Attachment · Whispers 3

by Richard MC Chang (Translation by Timothy Chang)

Bright blooming flowers cover the foreground of Attachment · Whispers 3. Two young women in plain white clothing stand behind the flowers, holding hands in a close embrace. In examining the relation between the foreground flowers and the sitters, the picture plane appears skewed. The flowers seem superimposed onto the composition, creating a sense of ambiguity that also relate to the nature and relationship of the two young women.

Further expanding the metaphor, flowers in bloom allude to the women’s youth and beauty. However, the painting’s tone takes a turn upon reading the women’s faces. Their silence and downward gaze suggest a melancholy or fear that their embrace may come to an abrupt end. The artist Guo Kai intentionally divided the composition into two mismatched canvases, thus splitting the sitters’ torsos in half. It is precisely the visible division that signify the delicate nature of the two women’s embrace.  

Guo Kai, Attachment · Whispers 3, 2022, Tempera and Oil on Canvas, 100 x 60 cm © Guo Kai

Relatred Journals

Faraway Breeze

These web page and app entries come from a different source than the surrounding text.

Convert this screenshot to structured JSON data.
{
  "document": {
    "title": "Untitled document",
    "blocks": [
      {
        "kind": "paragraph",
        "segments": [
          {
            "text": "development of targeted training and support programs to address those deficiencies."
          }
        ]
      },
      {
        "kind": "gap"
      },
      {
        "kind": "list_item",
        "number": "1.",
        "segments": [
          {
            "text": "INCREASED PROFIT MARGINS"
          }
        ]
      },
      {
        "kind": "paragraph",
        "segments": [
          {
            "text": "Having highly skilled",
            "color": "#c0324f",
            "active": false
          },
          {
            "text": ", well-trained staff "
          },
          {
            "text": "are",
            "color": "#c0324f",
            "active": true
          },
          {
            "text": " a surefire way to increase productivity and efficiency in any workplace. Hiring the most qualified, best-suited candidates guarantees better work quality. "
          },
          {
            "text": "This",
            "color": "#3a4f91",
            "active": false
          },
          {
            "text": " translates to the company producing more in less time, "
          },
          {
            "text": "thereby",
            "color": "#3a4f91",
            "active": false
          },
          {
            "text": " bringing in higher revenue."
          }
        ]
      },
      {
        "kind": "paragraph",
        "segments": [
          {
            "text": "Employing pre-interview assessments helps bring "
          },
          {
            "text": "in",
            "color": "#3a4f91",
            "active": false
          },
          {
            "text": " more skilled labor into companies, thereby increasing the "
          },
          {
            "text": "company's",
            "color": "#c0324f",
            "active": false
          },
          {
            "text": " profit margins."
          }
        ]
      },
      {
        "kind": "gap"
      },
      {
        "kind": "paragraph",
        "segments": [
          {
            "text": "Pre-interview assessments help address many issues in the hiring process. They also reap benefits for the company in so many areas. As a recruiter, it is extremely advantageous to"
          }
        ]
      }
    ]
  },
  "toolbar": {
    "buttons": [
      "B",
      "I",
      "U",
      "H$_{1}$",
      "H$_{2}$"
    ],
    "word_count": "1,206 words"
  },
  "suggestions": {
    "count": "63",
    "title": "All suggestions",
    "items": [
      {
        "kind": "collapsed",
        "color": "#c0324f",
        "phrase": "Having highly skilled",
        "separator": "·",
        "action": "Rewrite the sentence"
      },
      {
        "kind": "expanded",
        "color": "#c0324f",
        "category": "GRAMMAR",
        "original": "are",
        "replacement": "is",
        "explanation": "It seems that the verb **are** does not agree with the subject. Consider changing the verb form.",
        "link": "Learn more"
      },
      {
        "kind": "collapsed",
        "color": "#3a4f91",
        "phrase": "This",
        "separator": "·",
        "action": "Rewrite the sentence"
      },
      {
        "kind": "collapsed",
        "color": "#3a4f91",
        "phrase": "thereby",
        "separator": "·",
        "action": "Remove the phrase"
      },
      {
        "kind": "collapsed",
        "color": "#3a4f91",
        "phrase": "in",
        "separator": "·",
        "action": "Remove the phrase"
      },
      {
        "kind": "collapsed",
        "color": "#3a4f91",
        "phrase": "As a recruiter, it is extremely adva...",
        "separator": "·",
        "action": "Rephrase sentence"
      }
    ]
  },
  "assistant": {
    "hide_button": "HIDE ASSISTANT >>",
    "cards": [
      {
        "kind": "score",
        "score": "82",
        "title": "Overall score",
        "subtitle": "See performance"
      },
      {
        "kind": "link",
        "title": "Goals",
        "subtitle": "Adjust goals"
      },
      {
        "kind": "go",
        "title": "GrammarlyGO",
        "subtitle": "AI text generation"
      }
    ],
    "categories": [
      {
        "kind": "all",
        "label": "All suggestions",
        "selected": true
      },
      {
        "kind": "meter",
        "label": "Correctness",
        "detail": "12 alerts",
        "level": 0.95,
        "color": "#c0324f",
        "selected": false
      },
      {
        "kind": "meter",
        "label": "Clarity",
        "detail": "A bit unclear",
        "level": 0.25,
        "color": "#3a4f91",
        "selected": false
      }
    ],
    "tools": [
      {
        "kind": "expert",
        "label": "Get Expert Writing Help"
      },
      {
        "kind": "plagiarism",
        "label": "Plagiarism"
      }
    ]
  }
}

“I believe a painting should be like a poem, a song, or a beautiful prose. That is why painting a painting should be like writing a poem, singing a song, or writing a piece of prose.” – Fu Baoshi.
The first impression given by Guo Kai’s paintings is like that of a poem, a song, or a beautiful piece of prose. Poetry in painting has always been an integral part of classical Chinese painting, and Guo Kai’s paintings are particularly poetic. Plain and unadorned titles, such as Spring Stream, Winter Water, Reflection of the Bridge, or Quiet Pavilion, paired with his paintings become pieces of silent poetry.
Guo Kai examines tempera paint, Hefei, Anhui, 2018. Photo: T. Chang